Testing the limits of synthon engineering: salts of salicylic and sulfosalicylic acid with nucleobases and derivatives†

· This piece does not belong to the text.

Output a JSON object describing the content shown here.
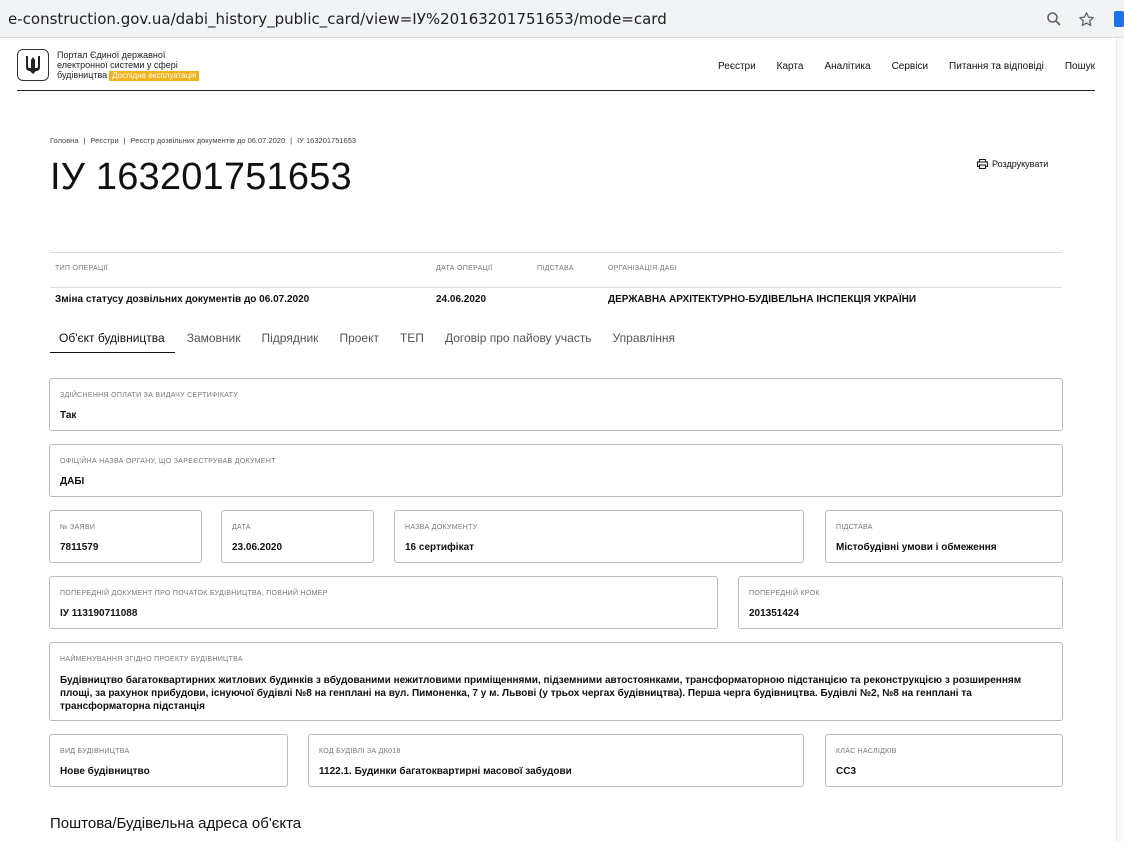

Synthon engineering concepts were tested by using nucleobases and derivatives, namely adenine, cytosine, benzimidazole and fluorocytosine when crystallized with salicylic acid and 5-sulfosalicylic acid. These bases were selected to investigate how the hydrogen bond donor and acceptor groups would influence the crystal structure. Salicylic acid was selected to investigate N–H⋯O hydrogen bonding and synthon formation, while its derivative, 5-sulfosalicylic acid, was selected to see how the sulfonate group would enhance or disrupt these features. Each of the seven complexes obtained was characterized by single crystal X-ray diffraction, which showed that acid–base pairing favored salt formation. All the salicylic acid complexes adopt similar hetero supramolecular synthons, while 5-sulfosalicylic acid forms more complex structures with more than one type of synthon present. Crystal formation using cytosine or fluorocytosine did not result in the predicted synthon formation. This unexpected outcome highlights the current limitations of synthon engineering.